Wednesday, November 29, 2006

"We need to be smart about how we address our transportation options. The most expensive might not be the best."

Toll-road rejection may spark big gas-tax jump


Patrick Driscoll
San Antonio Express-News
Copyright 2006

If the idea of paying tolls to drive on future highway lanes in San Antonio turns your stomach, perhaps you could swallow a higher gas tax instead.

How about adding 38.2 cents a gallon, or as much as $1.09, on top of the 38.4-cent tax that motorists pay now.

That's what Texas Department of Transportation officials came up with recently when they estimated how high the gas tax would have to go in Bexar County to widen 70 miles of highways without tolling the new lanes.

The difference is whether motorists everywhere in the county pay a new gas tax of 1 to 2 cents a mile, depending on vehicle miles per gallon, or if only drivers using the new lanes pay a toll of 15 to 20 cents a mile.

Neither is all that palatable.

"People are getting squeezed, especially the middle class," said Stone Oak resident Jerry Zimmermann, who lives near the nexus of a planned North Side tollway network. "There's no relief coming."

Zimmermann has at least two layers of protection against a local gas tax increase — state legislators and voters would have to approve it. However, he has only one line of defense against toll lanes that could be added to U.S. 281, Loop 1604, Bandera Road, Interstate 35 and the junction of Wurzbach Parkway and U.S. 281 — he simply could avoid them.

"If anything, I think we need to consider mass transit. I haven't heard anybody talking about that," Zimmerman said, adding that passenger rail might justify a tax increase.

The low-ball estimate of 38.2 cents a gallon would raise $231 million a year (in estimated 2026 dollars), or almost $9.3 billion over 40 years.

That's enough to pay off $2.2 billion worth of road bonds (in 2004 dollars), which projected toll fees otherwise would finance, and spend $30 million a year to maintain the new lanes.

Another $800 million, either from other taxes or private investments, still would be needed.

TxDOT argues it would be cheaper to sell bonds and build now because global demand for asphalt, cement and steel has forced up prices for those materials much faster than inflation in recent years and likely will continue. State highway construction costs went up 33 percent last year alone.

"You're making money if you go ahead and do it now," said David Casteel, who oversees TxDOT's office in San Antonio.

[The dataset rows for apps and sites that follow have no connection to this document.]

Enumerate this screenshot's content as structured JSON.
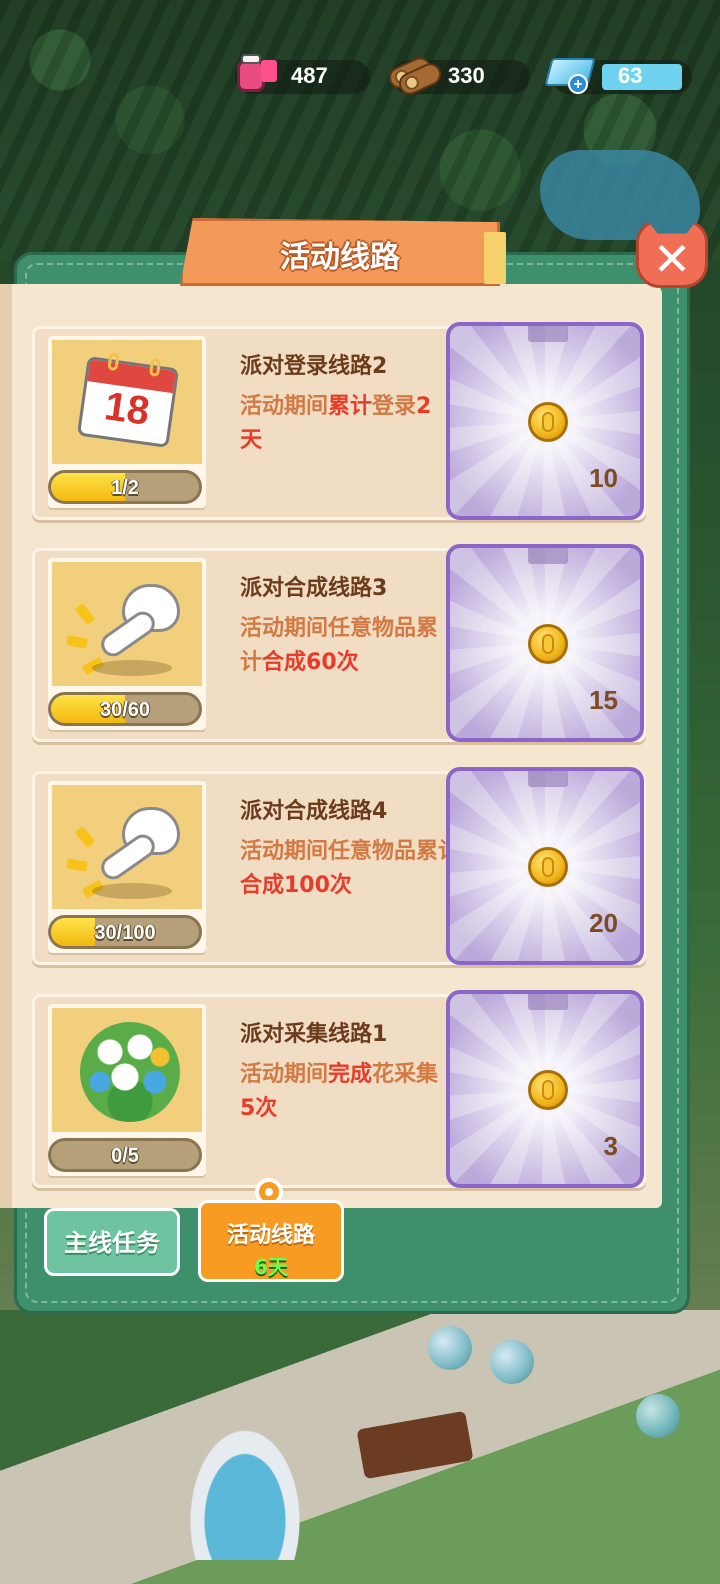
{
  "resources": {
    "ink": {
      "value": "487",
      "icon": "ink-bottle-icon"
    },
    "wood": {
      "value": "330",
      "icon": "wood-log-icon"
    },
    "gem": {
      "value": "63",
      "icon": "gem-icon"
    }
  },
  "dialog": {
    "title": "活动线路",
    "close_icon": "close-icon"
  },
  "tasks": [
    {
      "title": "派对登录线路2",
      "desc_parts": [
        "活动期间",
        "累计",
        "登录",
        "2天",
        ""
      ],
      "progress_text": "1/2",
      "progress": 0.5,
      "reward": "10",
      "calendar_number": "18",
      "icon": "calendar-icon"
    },
    {
      "title": "派对合成线路3",
      "desc_parts": [
        "活动期间任意物品累计",
        "合成60次",
        ""
      ],
      "progress_text": "30/60",
      "progress": 0.5,
      "reward": "15",
      "icon": "tap-hand-icon"
    },
    {
      "title": "派对合成线路4",
      "desc_parts": [
        "活动期间任意物品累计",
        "合成100次",
        ""
      ],
      "progress_text": "30/100",
      "progress": 0.3,
      "reward": "20",
      "icon": "tap-hand-icon"
    },
    {
      "title": "派对采集线路1",
      "desc_parts": [
        "活动期间",
        "完成",
        "花采集",
        "5次",
        ""
      ],
      "progress_text": "0/5",
      "progress": 0,
      "reward": "3",
      "icon": "flower-bush-icon"
    }
  ],
  "tabs": {
    "main_label": "主线任务",
    "event_label": "活动线路",
    "event_sub": "6天"
  },
  "colors": {
    "panel": "#3e8f6b",
    "highlight_text": "#e83c2a",
    "desc_text": "#d27a43",
    "reward_border": "#8b66c8",
    "progress_fill": "#f2b90e"
  }
}
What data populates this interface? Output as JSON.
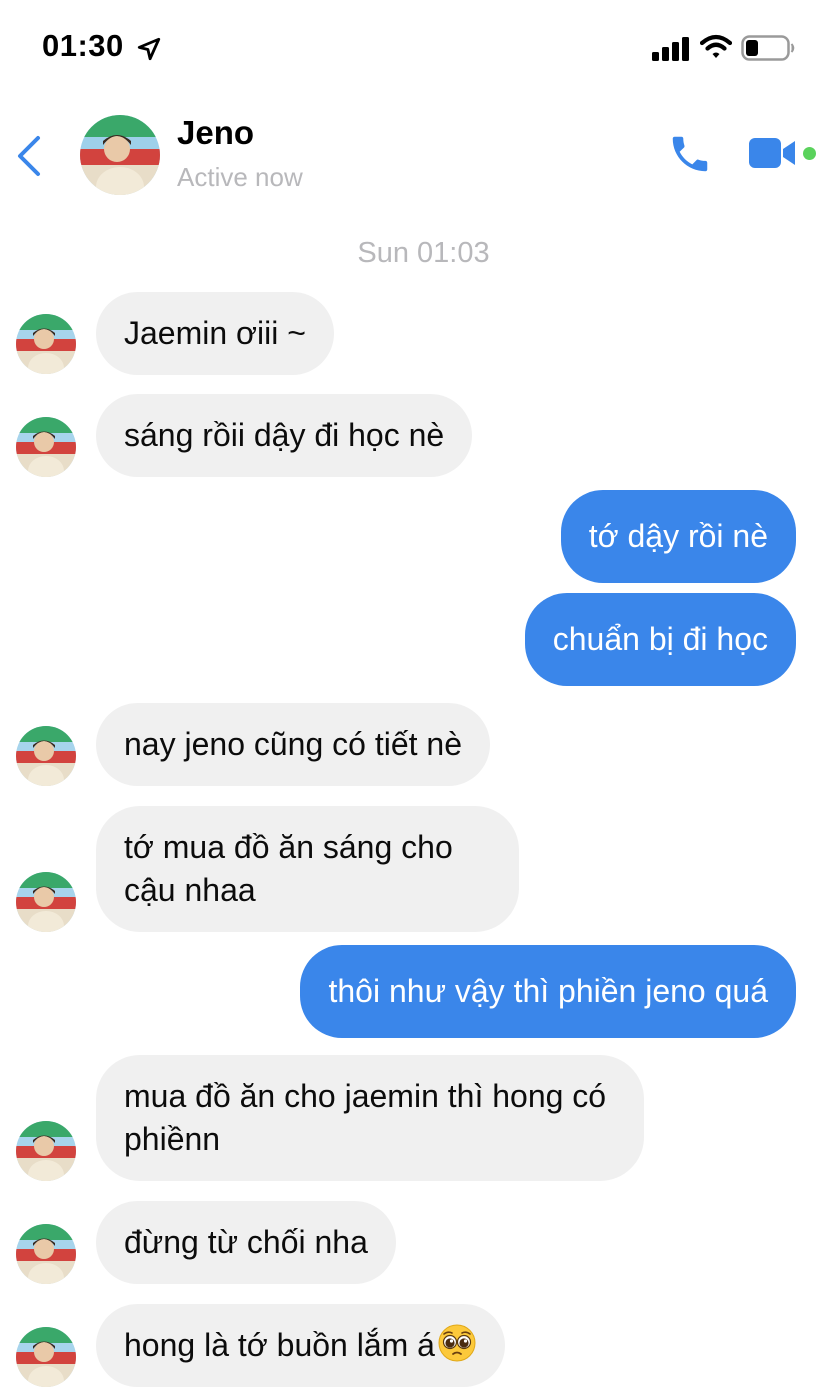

The lower estimate assumes that driving nearly doubles over four decades, average fuel efficiency doesn't get higher than 37 mpg, borrowing rates hover around 6.5 percent, all proceeds are spent on the roads and only 5 percent of motorists abscond to other counties to buy gas.

The jump of $1.09 a gallon assumes that driving increases just half as fast, fuel efficiency more than doubles to 50 mpg, borrowing rates get up to 7.5 percent, 40 percent of revenues are diverted to schools, mass transit and other uses — a third is currently diverted, including 25 percent to public education — and one in five motorists slip off to other counties to buy gas.

"There's an unlimited number of scenarios you can analyze," Casteel said.

At least one toll critic isn't completely sold on TxDOT's estimates.

Bill Barker, a transportation consultant and former VIA Metropolitan Transit planner who advises San Antonio Toll Party, wishes officials would look for ways to reduce how much people drive, such as creating neighborhoods friendlier to mass transit and walking, and consider cheaper ways to get more traffic moving on existing streets, such as adding turn lanes, timing traffic lights better or replacing signal lights with roundabouts.

"We're growing and we need to be smart about how we address our transportation options," he said. "The most expensive might not be the best."

It seems there are an unlimited number of opinions about tolls roads.

"They're fine, especially if you live out there (North Loop 1604)," said Jennifer Garcia, adding that toll roads won't ease her commute from near the Medical Center to her job downtown. "If it's going to alleviate problems over there, and everybody's happy, then they're fine."

"They suck," said Merlin O'Brien, who lives at Canyon Lake and uses U.S. 281 for his treks to San Antonio. "I don't think we need toll roads."

The gas tax idea doesn't have steady legs either.

"Nobody wants taxes raised at all," Garcia said.

Gas station owners say a local gas tax would scare away customers to other counties, and collecting the tax would be a bureaucratic nightmare.

"We would obviously have to oppose that," said Scott Fisher, a spokesman with the Texas Petroleum Marketers and Convenience Store Association, whose members own, operate or supply about 16,000 retail outlets.

O'Brien said he might be convinced if there was a way to ensure the money was spent as promised. And, he said, he still would buy gas in San Antonio even if it were 38 cents higher than other cities.

"Wherever I need it," he said. "You always need gas."

© 2006 San Antonio Express-News: